Write the listing out again word for word, excluding any pictures.

------ Data under study

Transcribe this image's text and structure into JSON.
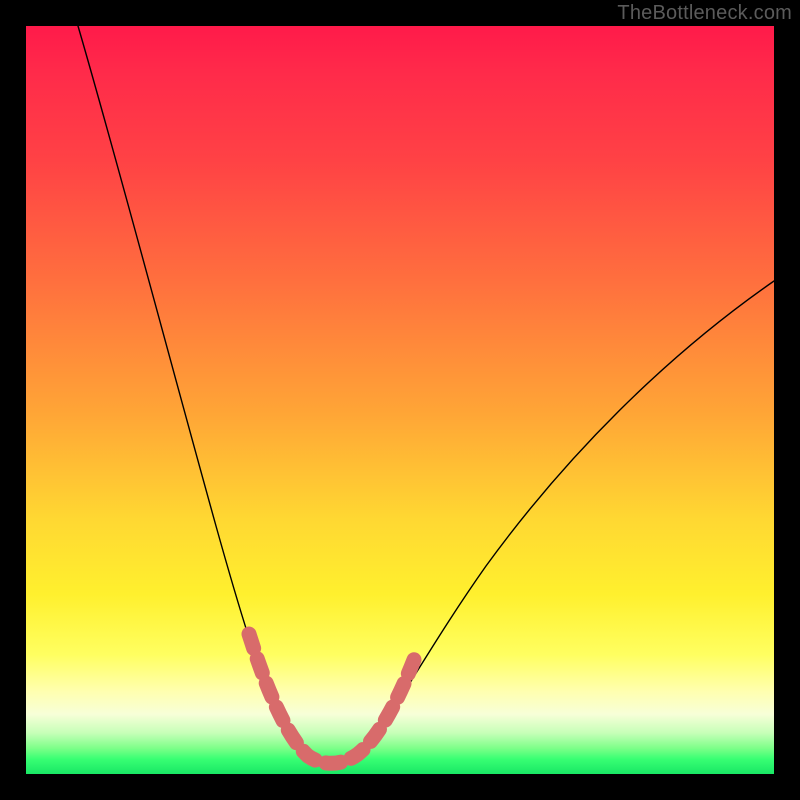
{
  "watermark": "TheBottleneck.com",
  "chart_data": {
    "type": "line",
    "title": "",
    "xlabel": "",
    "ylabel": "",
    "xlim": [
      0,
      100
    ],
    "ylim": [
      0,
      100
    ],
    "grid": false,
    "legend": false,
    "series": [
      {
        "name": "bottleneck-curve",
        "x": [
          7,
          10,
          14,
          18,
          22,
          26,
          29,
          32,
          34,
          36,
          38,
          40,
          42,
          44,
          46,
          48,
          52,
          58,
          66,
          76,
          88,
          100
        ],
        "values": [
          100,
          90,
          78,
          66,
          54,
          42,
          31,
          21,
          14,
          8,
          4,
          2,
          2,
          4,
          8,
          14,
          23,
          33,
          44,
          54,
          62,
          68
        ]
      }
    ],
    "annotations": [
      {
        "name": "valley-highlight",
        "style": "thick-dashed",
        "color": "#d86b6b",
        "x_range": [
          30,
          50
        ]
      }
    ]
  }
}
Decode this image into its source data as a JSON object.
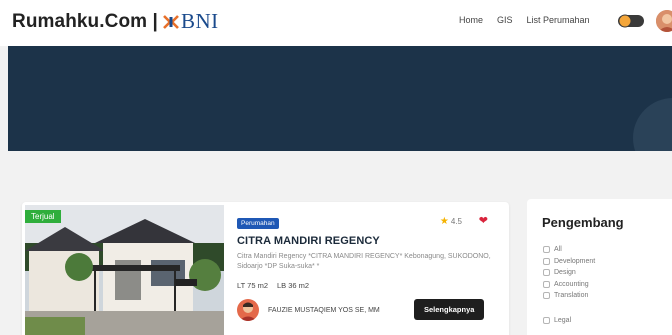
{
  "brand": {
    "name": "Rumahku.Com |",
    "partner": "BNI"
  },
  "nav": {
    "items": [
      "Home",
      "GIS",
      "List Perumahan"
    ]
  },
  "colors": {
    "hero": "#1c3349",
    "sold": "#2fae3c",
    "category": "#1f58b5",
    "button": "#1e1e1e",
    "heart": "#d9243c",
    "star": "#f5b301"
  },
  "listing": {
    "status": "Terjual",
    "category": "Perumahan",
    "rating": "4.5",
    "title": "CITRA MANDIRI REGENCY",
    "description": "Citra Mandiri Regency *CITRA MANDIRI REGENCY* Kebonagung, SUKODONO, Sidoarjo *DP Suka-suka* *",
    "lt": "LT 75 m2",
    "lb": "LB 36 m2",
    "agent": "FAUZIE MUSTAQIEM YOS SE, MM",
    "cta": "Selengkapnya"
  },
  "sidebar": {
    "title": "Pengembang",
    "filters": [
      "All",
      "Development",
      "Design",
      "Accounting",
      "Translation"
    ],
    "filters_more": [
      "Legal"
    ]
  },
  "icons": {
    "star": "star-icon",
    "heart": "heart-icon",
    "toggle": "theme-toggle-icon"
  }
}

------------

• Your solution:
Transcribe this image's text and structure into JSON.
{
  "watermark": "TheBottleneck.com",
  "chart_data": {
    "type": "line",
    "title": "",
    "xlabel": "",
    "ylabel": "",
    "xlim": [
      0,
      100
    ],
    "ylim": [
      0,
      100
    ],
    "grid": false,
    "legend": false,
    "series": [
      {
        "name": "bottleneck-curve",
        "x": [
          7,
          10,
          14,
          18,
          22,
          26,
          29,
          32,
          34,
          36,
          38,
          40,
          42,
          44,
          46,
          48,
          52,
          58,
          66,
          76,
          88,
          100
        ],
        "values": [
          100,
          90,
          78,
          66,
          54,
          42,
          31,
          21,
          14,
          8,
          4,
          2,
          2,
          4,
          8,
          14,
          23,
          33,
          44,
          54,
          62,
          68
        ]
      }
    ],
    "annotations": [
      {
        "name": "valley-highlight",
        "style": "thick-dashed",
        "color": "#d86b6b",
        "x_range": [
          30,
          50
        ]
      }
    ]
  }
}
Decode this image into its source data as a JSON object.
{
  "brand": {
    "name": "Rumahku.Com |",
    "partner": "BNI"
  },
  "nav": {
    "items": [
      "Home",
      "GIS",
      "List Perumahan"
    ]
  },
  "colors": {
    "hero": "#1c3349",
    "sold": "#2fae3c",
    "category": "#1f58b5",
    "button": "#1e1e1e",
    "heart": "#d9243c",
    "star": "#f5b301"
  },
  "listing": {
    "status": "Terjual",
    "category": "Perumahan",
    "rating": "4.5",
    "title": "CITRA MANDIRI REGENCY",
    "description": "Citra Mandiri Regency *CITRA MANDIRI REGENCY* Kebonagung, SUKODONO, Sidoarjo *DP Suka-suka* *",
    "lt": "LT 75 m2",
    "lb": "LB 36 m2",
    "agent": "FAUZIE MUSTAQIEM YOS SE, MM",
    "cta": "Selengkapnya"
  },
  "sidebar": {
    "title": "Pengembang",
    "filters": [
      "All",
      "Development",
      "Design",
      "Accounting",
      "Translation"
    ],
    "filters_more": [
      "Legal"
    ]
  },
  "icons": {
    "star": "star-icon",
    "heart": "heart-icon",
    "toggle": "theme-toggle-icon"
  }
}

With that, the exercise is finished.